Component data from apps and pages
═══
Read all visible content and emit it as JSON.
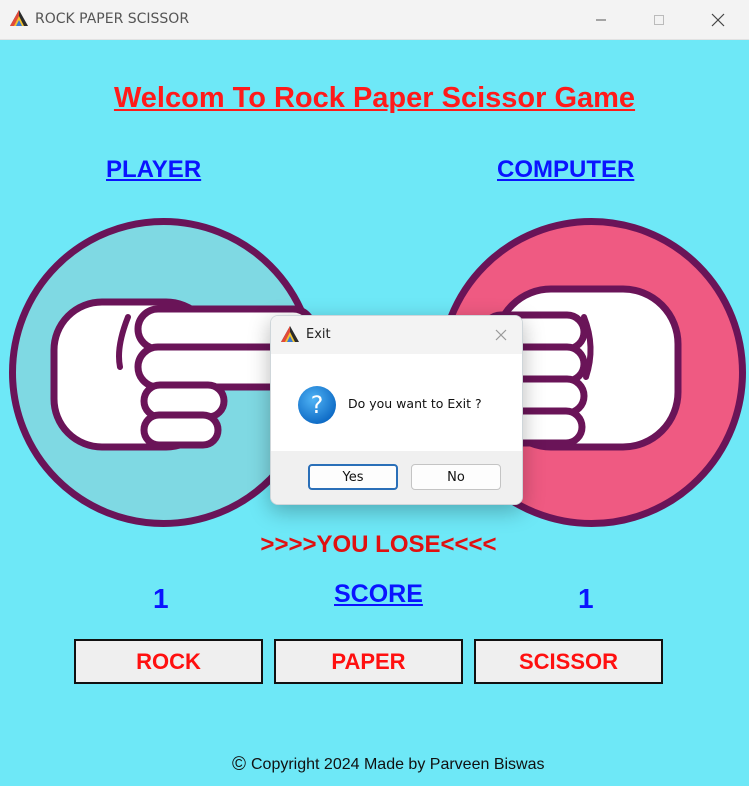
{
  "window": {
    "title": "ROCK PAPER SCISSOR",
    "icon": "app-pyramid-icon"
  },
  "game": {
    "heading": "Welcom To Rock Paper Scissor Game",
    "player_label": "PLAYER",
    "computer_label": "COMPUTER",
    "player_hand": "scissor",
    "computer_hand": "rock",
    "result": ">>>>YOU LOSE<<<<",
    "score_label": "SCORE",
    "player_score": "1",
    "computer_score": "1"
  },
  "choices": {
    "rock": "ROCK",
    "paper": "PAPER",
    "scissor": "SCISSOR"
  },
  "footer": {
    "copyright": "Copyright 2024 Made by Parveen Biswas",
    "icon": "copyright-icon"
  },
  "dialog": {
    "title": "Exit",
    "message": "Do you want to Exit ?",
    "yes_label": "Yes",
    "no_label": "No",
    "icon": "question-icon"
  },
  "colors": {
    "background": "#6ee8f7",
    "heading": "#ff1a1a",
    "labels": "#0a14ff",
    "player_circle": "#7fd9e3",
    "computer_circle": "#ef5a82",
    "circle_border": "#6a1458",
    "result": "#e01010"
  }
}
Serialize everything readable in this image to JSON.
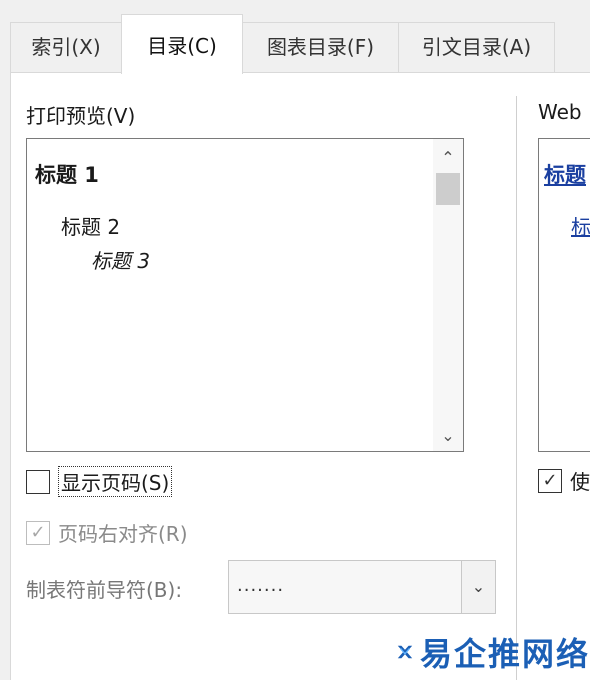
{
  "tabs": [
    {
      "label": "索引(X)"
    },
    {
      "label": "目录(C)"
    },
    {
      "label": "图表目录(F)"
    },
    {
      "label": "引文目录(A)"
    }
  ],
  "print_preview": {
    "label": "打印预览(V)",
    "headings": [
      "标题 1",
      "标题 2",
      "标题 3"
    ]
  },
  "options": {
    "show_page_numbers": {
      "label": "显示页码(S)",
      "checked": false
    },
    "right_align_page_numbers": {
      "label": "页码右对齐(R)",
      "checked": true,
      "disabled": true
    },
    "tab_leader": {
      "label": "制表符前导符(B):",
      "value": "......."
    }
  },
  "web_preview": {
    "label": "Web",
    "headings": [
      "标题",
      "标"
    ],
    "checkbox_label": "使"
  },
  "watermark": {
    "text": "易企推网络"
  },
  "icons": {
    "scroll_up": "chevron-up-icon",
    "scroll_down": "chevron-down-icon",
    "dropdown": "chevron-down-icon",
    "check": "checkmark-icon"
  },
  "colors": {
    "link": "#1a3fa0",
    "watermark": "#1b5fb5"
  }
}
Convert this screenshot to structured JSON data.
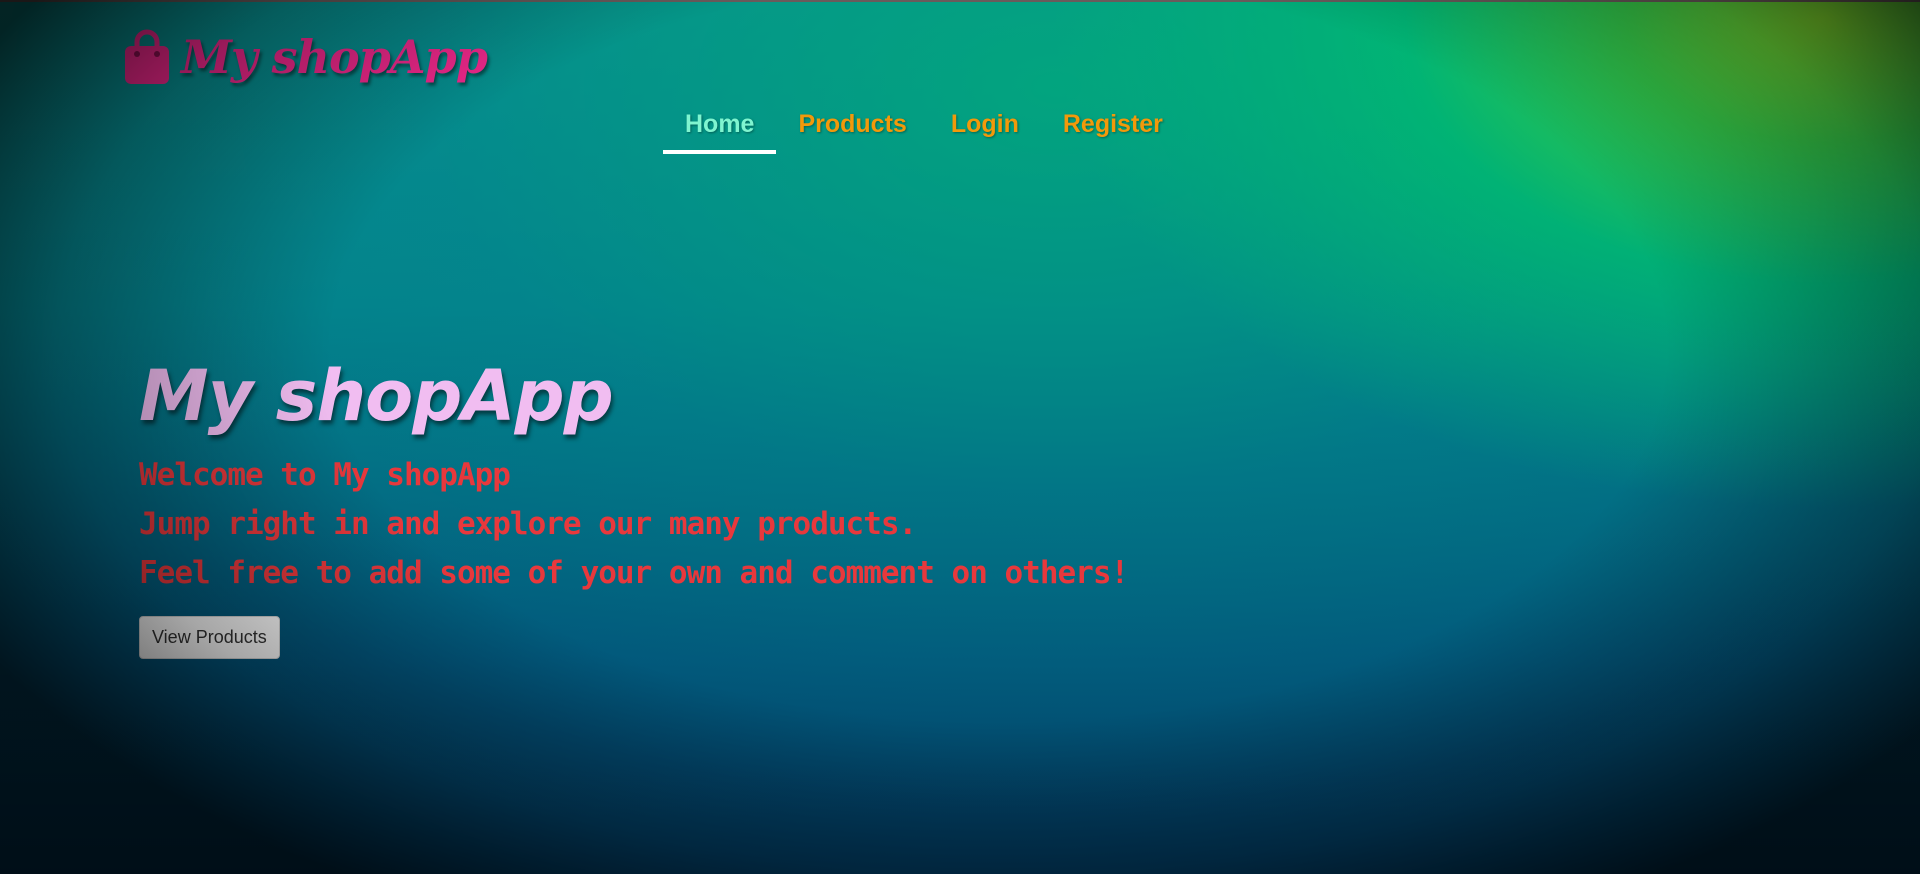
{
  "header": {
    "brand": "My shopApp",
    "brand_icon": "shopping-bag-icon",
    "brand_color": "#f0288c"
  },
  "nav": {
    "items": [
      {
        "label": "Home",
        "active": true
      },
      {
        "label": "Products",
        "active": false
      },
      {
        "label": "Login",
        "active": false
      },
      {
        "label": "Register",
        "active": false
      }
    ],
    "active_color": "#7ff5d0",
    "item_color": "#f2990a"
  },
  "hero": {
    "title": "My shopApp",
    "lines": [
      "Welcome to My shopApp",
      "Jump right in and explore our many products.",
      "Feel free to add some of your own and comment on others!"
    ],
    "button_label": "View Products",
    "title_color": "#f1bdf1",
    "text_color": "#e8383c"
  }
}
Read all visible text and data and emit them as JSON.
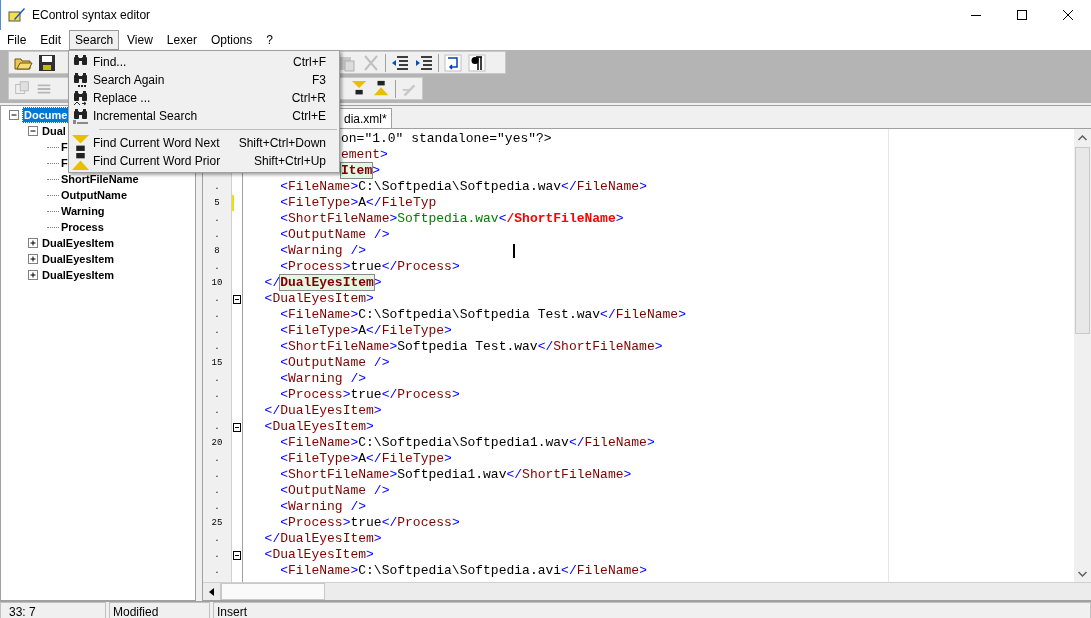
{
  "window": {
    "title": "EControl syntax editor"
  },
  "menu_bar": [
    {
      "label": "File",
      "selected": false
    },
    {
      "label": "Edit",
      "selected": false
    },
    {
      "label": "Search",
      "selected": true
    },
    {
      "label": "View",
      "selected": false
    },
    {
      "label": "Lexer",
      "selected": false
    },
    {
      "label": "Options",
      "selected": false
    },
    {
      "label": "?",
      "selected": false
    }
  ],
  "search_menu": {
    "groups": [
      [
        {
          "label": "Find...",
          "shortcut": "Ctrl+F"
        },
        {
          "label": "Search Again",
          "shortcut": "F3"
        },
        {
          "label": "Replace ...",
          "shortcut": "Ctrl+R"
        },
        {
          "label": "Incremental Search",
          "shortcut": "Ctrl+E"
        }
      ],
      [
        {
          "label": "Find Current Word Next",
          "shortcut": "Shift+Ctrl+Down"
        },
        {
          "label": "Find Current Word Prior",
          "shortcut": "Shift+Ctrl+Up"
        }
      ]
    ]
  },
  "tree": [
    {
      "label": "Docume",
      "selected": true,
      "expanded": true,
      "children": [
        {
          "label": "Dual",
          "selected": false,
          "expanded": true,
          "children": [
            {
              "label": "F",
              "selected": false
            },
            {
              "label": "F",
              "selected": false
            },
            {
              "label": "ShortFileName",
              "selected": false
            },
            {
              "label": "OutputName",
              "selected": false
            },
            {
              "label": "Warning",
              "selected": false
            },
            {
              "label": "Process",
              "selected": false
            }
          ]
        },
        {
          "label": "DualEyesItem",
          "selected": false,
          "expanded": false
        },
        {
          "label": "DualEyesItem",
          "selected": false,
          "expanded": false
        },
        {
          "label": "DualEyesItem",
          "selected": false,
          "expanded": false
        }
      ]
    }
  ],
  "editor": {
    "tab": {
      "label": "dia.xml*"
    },
    "lines": [
      {
        "kind": "partial",
        "tokens": [
          {
            "kind": "text",
            "text": "on=\"1.0\" standalone=\"yes\"?>"
          }
        ]
      },
      {
        "kind": "partial",
        "tokens": [
          {
            "kind": "tag",
            "text": "ement"
          },
          {
            "kind": "sym",
            "text": ">"
          }
        ]
      },
      {
        "kind": "partial",
        "tokens": [
          {
            "kind": "match",
            "text": "Item"
          },
          {
            "kind": "sym",
            "text": ">"
          }
        ]
      },
      {
        "kind": "full",
        "number": ".",
        "modified": false,
        "fold": false,
        "cursor": false,
        "tokens": [
          {
            "kind": "sym",
            "text": "    <"
          },
          {
            "kind": "tag",
            "text": "FileName"
          },
          {
            "kind": "sym",
            "text": ">"
          },
          {
            "kind": "text",
            "text": "C:\\Softpedia\\Softpedia.wav"
          },
          {
            "kind": "sym",
            "text": "</"
          },
          {
            "kind": "tag",
            "text": "FileName"
          },
          {
            "kind": "sym",
            "text": ">"
          }
        ]
      },
      {
        "kind": "full",
        "number": "5",
        "modified": true,
        "fold": false,
        "cursor": false,
        "tokens": [
          {
            "kind": "sym",
            "text": "    <"
          },
          {
            "kind": "tag",
            "text": "FileType"
          },
          {
            "kind": "sym",
            "text": ">"
          },
          {
            "kind": "text",
            "text": "A"
          },
          {
            "kind": "sym",
            "text": "</"
          },
          {
            "kind": "tag",
            "text": "FileTyp"
          }
        ]
      },
      {
        "kind": "full",
        "number": ".",
        "modified": false,
        "fold": false,
        "cursor": false,
        "tokens": [
          {
            "kind": "sym",
            "text": "    <"
          },
          {
            "kind": "tag",
            "text": "ShortFileName"
          },
          {
            "kind": "sym",
            "text": ">"
          },
          {
            "kind": "value",
            "text": "Softpedia.wav"
          },
          {
            "kind": "sym",
            "text": "<"
          },
          {
            "kind": "error",
            "text": "/ShortFileName"
          },
          {
            "kind": "sym",
            "text": ">"
          }
        ]
      },
      {
        "kind": "full",
        "number": ".",
        "modified": false,
        "fold": false,
        "cursor": false,
        "tokens": [
          {
            "kind": "sym",
            "text": "    <"
          },
          {
            "kind": "tag",
            "text": "OutputName"
          },
          {
            "kind": "sym",
            "text": " />"
          }
        ]
      },
      {
        "kind": "full",
        "number": "8",
        "modified": false,
        "fold": false,
        "cursor": true,
        "tokens": [
          {
            "kind": "sym",
            "text": "    <"
          },
          {
            "kind": "tag",
            "text": "Warning"
          },
          {
            "kind": "sym",
            "text": " />"
          }
        ]
      },
      {
        "kind": "full",
        "number": ".",
        "modified": false,
        "fold": false,
        "cursor": false,
        "tokens": [
          {
            "kind": "sym",
            "text": "    <"
          },
          {
            "kind": "tag",
            "text": "Process"
          },
          {
            "kind": "sym",
            "text": ">"
          },
          {
            "kind": "text",
            "text": "true"
          },
          {
            "kind": "sym",
            "text": "</"
          },
          {
            "kind": "tag",
            "text": "Process"
          },
          {
            "kind": "sym",
            "text": ">"
          }
        ]
      },
      {
        "kind": "full",
        "number": "10",
        "modified": false,
        "fold": false,
        "cursor": false,
        "tokens": [
          {
            "kind": "sym",
            "text": "  </"
          },
          {
            "kind": "match",
            "text": "DualEyesItem"
          },
          {
            "kind": "sym",
            "text": ">"
          }
        ]
      },
      {
        "kind": "full",
        "number": ".",
        "modified": false,
        "fold": true,
        "cursor": false,
        "tokens": [
          {
            "kind": "sym",
            "text": "  <"
          },
          {
            "kind": "tag",
            "text": "DualEyesItem"
          },
          {
            "kind": "sym",
            "text": ">"
          }
        ]
      },
      {
        "kind": "full",
        "number": ".",
        "modified": false,
        "fold": false,
        "cursor": false,
        "tokens": [
          {
            "kind": "sym",
            "text": "    <"
          },
          {
            "kind": "tag",
            "text": "FileName"
          },
          {
            "kind": "sym",
            "text": ">"
          },
          {
            "kind": "text",
            "text": "C:\\Softpedia\\Softpedia Test.wav"
          },
          {
            "kind": "sym",
            "text": "</"
          },
          {
            "kind": "tag",
            "text": "FileName"
          },
          {
            "kind": "sym",
            "text": ">"
          }
        ]
      },
      {
        "kind": "full",
        "number": ".",
        "modified": false,
        "fold": false,
        "cursor": false,
        "tokens": [
          {
            "kind": "sym",
            "text": "    <"
          },
          {
            "kind": "tag",
            "text": "FileType"
          },
          {
            "kind": "sym",
            "text": ">"
          },
          {
            "kind": "text",
            "text": "A"
          },
          {
            "kind": "sym",
            "text": "</"
          },
          {
            "kind": "tag",
            "text": "FileType"
          },
          {
            "kind": "sym",
            "text": ">"
          }
        ]
      },
      {
        "kind": "full",
        "number": ".",
        "modified": false,
        "fold": false,
        "cursor": false,
        "tokens": [
          {
            "kind": "sym",
            "text": "    <"
          },
          {
            "kind": "tag",
            "text": "ShortFileName"
          },
          {
            "kind": "sym",
            "text": ">"
          },
          {
            "kind": "text",
            "text": "Softpedia Test.wav"
          },
          {
            "kind": "sym",
            "text": "</"
          },
          {
            "kind": "tag",
            "text": "ShortFileName"
          },
          {
            "kind": "sym",
            "text": ">"
          }
        ]
      },
      {
        "kind": "full",
        "number": "15",
        "modified": false,
        "fold": false,
        "cursor": false,
        "tokens": [
          {
            "kind": "sym",
            "text": "    <"
          },
          {
            "kind": "tag",
            "text": "OutputName"
          },
          {
            "kind": "sym",
            "text": " />"
          }
        ]
      },
      {
        "kind": "full",
        "number": ".",
        "modified": false,
        "fold": false,
        "cursor": false,
        "tokens": [
          {
            "kind": "sym",
            "text": "    <"
          },
          {
            "kind": "tag",
            "text": "Warning"
          },
          {
            "kind": "sym",
            "text": " />"
          }
        ]
      },
      {
        "kind": "full",
        "number": ".",
        "modified": false,
        "fold": false,
        "cursor": false,
        "tokens": [
          {
            "kind": "sym",
            "text": "    <"
          },
          {
            "kind": "tag",
            "text": "Process"
          },
          {
            "kind": "sym",
            "text": ">"
          },
          {
            "kind": "text",
            "text": "true"
          },
          {
            "kind": "sym",
            "text": "</"
          },
          {
            "kind": "tag",
            "text": "Process"
          },
          {
            "kind": "sym",
            "text": ">"
          }
        ]
      },
      {
        "kind": "full",
        "number": ".",
        "modified": false,
        "fold": false,
        "cursor": false,
        "tokens": [
          {
            "kind": "sym",
            "text": "  </"
          },
          {
            "kind": "tag",
            "text": "DualEyesItem"
          },
          {
            "kind": "sym",
            "text": ">"
          }
        ]
      },
      {
        "kind": "full",
        "number": ".",
        "modified": false,
        "fold": true,
        "cursor": false,
        "tokens": [
          {
            "kind": "sym",
            "text": "  <"
          },
          {
            "kind": "tag",
            "text": "DualEyesItem"
          },
          {
            "kind": "sym",
            "text": ">"
          }
        ]
      },
      {
        "kind": "full",
        "number": "20",
        "modified": false,
        "fold": false,
        "cursor": false,
        "tokens": [
          {
            "kind": "sym",
            "text": "    <"
          },
          {
            "kind": "tag",
            "text": "FileName"
          },
          {
            "kind": "sym",
            "text": ">"
          },
          {
            "kind": "text",
            "text": "C:\\Softpedia\\Softpedia1.wav"
          },
          {
            "kind": "sym",
            "text": "</"
          },
          {
            "kind": "tag",
            "text": "FileName"
          },
          {
            "kind": "sym",
            "text": ">"
          }
        ]
      },
      {
        "kind": "full",
        "number": ".",
        "modified": false,
        "fold": false,
        "cursor": false,
        "tokens": [
          {
            "kind": "sym",
            "text": "    <"
          },
          {
            "kind": "tag",
            "text": "FileType"
          },
          {
            "kind": "sym",
            "text": ">"
          },
          {
            "kind": "text",
            "text": "A"
          },
          {
            "kind": "sym",
            "text": "</"
          },
          {
            "kind": "tag",
            "text": "FileType"
          },
          {
            "kind": "sym",
            "text": ">"
          }
        ]
      },
      {
        "kind": "full",
        "number": ".",
        "modified": false,
        "fold": false,
        "cursor": false,
        "tokens": [
          {
            "kind": "sym",
            "text": "    <"
          },
          {
            "kind": "tag",
            "text": "ShortFileName"
          },
          {
            "kind": "sym",
            "text": ">"
          },
          {
            "kind": "text",
            "text": "Softpedia1.wav"
          },
          {
            "kind": "sym",
            "text": "</"
          },
          {
            "kind": "tag",
            "text": "ShortFileName"
          },
          {
            "kind": "sym",
            "text": ">"
          }
        ]
      },
      {
        "kind": "full",
        "number": ".",
        "modified": false,
        "fold": false,
        "cursor": false,
        "tokens": [
          {
            "kind": "sym",
            "text": "    <"
          },
          {
            "kind": "tag",
            "text": "OutputName"
          },
          {
            "kind": "sym",
            "text": " />"
          }
        ]
      },
      {
        "kind": "full",
        "number": ".",
        "modified": false,
        "fold": false,
        "cursor": false,
        "tokens": [
          {
            "kind": "sym",
            "text": "    <"
          },
          {
            "kind": "tag",
            "text": "Warning"
          },
          {
            "kind": "sym",
            "text": " />"
          }
        ]
      },
      {
        "kind": "full",
        "number": "25",
        "modified": false,
        "fold": false,
        "cursor": false,
        "tokens": [
          {
            "kind": "sym",
            "text": "    <"
          },
          {
            "kind": "tag",
            "text": "Process"
          },
          {
            "kind": "sym",
            "text": ">"
          },
          {
            "kind": "text",
            "text": "true"
          },
          {
            "kind": "sym",
            "text": "</"
          },
          {
            "kind": "tag",
            "text": "Process"
          },
          {
            "kind": "sym",
            "text": ">"
          }
        ]
      },
      {
        "kind": "full",
        "number": ".",
        "modified": false,
        "fold": false,
        "cursor": false,
        "tokens": [
          {
            "kind": "sym",
            "text": "  </"
          },
          {
            "kind": "tag",
            "text": "DualEyesItem"
          },
          {
            "kind": "sym",
            "text": ">"
          }
        ]
      },
      {
        "kind": "full",
        "number": ".",
        "modified": false,
        "fold": true,
        "cursor": false,
        "tokens": [
          {
            "kind": "sym",
            "text": "  <"
          },
          {
            "kind": "tag",
            "text": "DualEyesItem"
          },
          {
            "kind": "sym",
            "text": ">"
          }
        ]
      },
      {
        "kind": "full",
        "number": ".",
        "modified": false,
        "fold": false,
        "cursor": false,
        "tokens": [
          {
            "kind": "sym",
            "text": "    <"
          },
          {
            "kind": "tag",
            "text": "FileName"
          },
          {
            "kind": "sym",
            "text": ">"
          },
          {
            "kind": "text",
            "text": "C:\\Softpedia\\Softpedia.avi"
          },
          {
            "kind": "sym",
            "text": "</"
          },
          {
            "kind": "tag",
            "text": "FileName"
          },
          {
            "kind": "sym",
            "text": ">"
          }
        ]
      }
    ]
  },
  "status_bar": [
    "33: 7",
    "Modified",
    "Insert"
  ]
}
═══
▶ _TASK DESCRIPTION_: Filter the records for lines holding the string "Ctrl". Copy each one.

▶ _COMPLETED TASK_:
          "shortcut": "Ctrl+F"
          "shortcut": "Ctrl+R"
          "shortcut": "Ctrl+E"
          "shortcut": "Shift+Ctrl+Down"
          "shortcut": "Shift+Ctrl+Up"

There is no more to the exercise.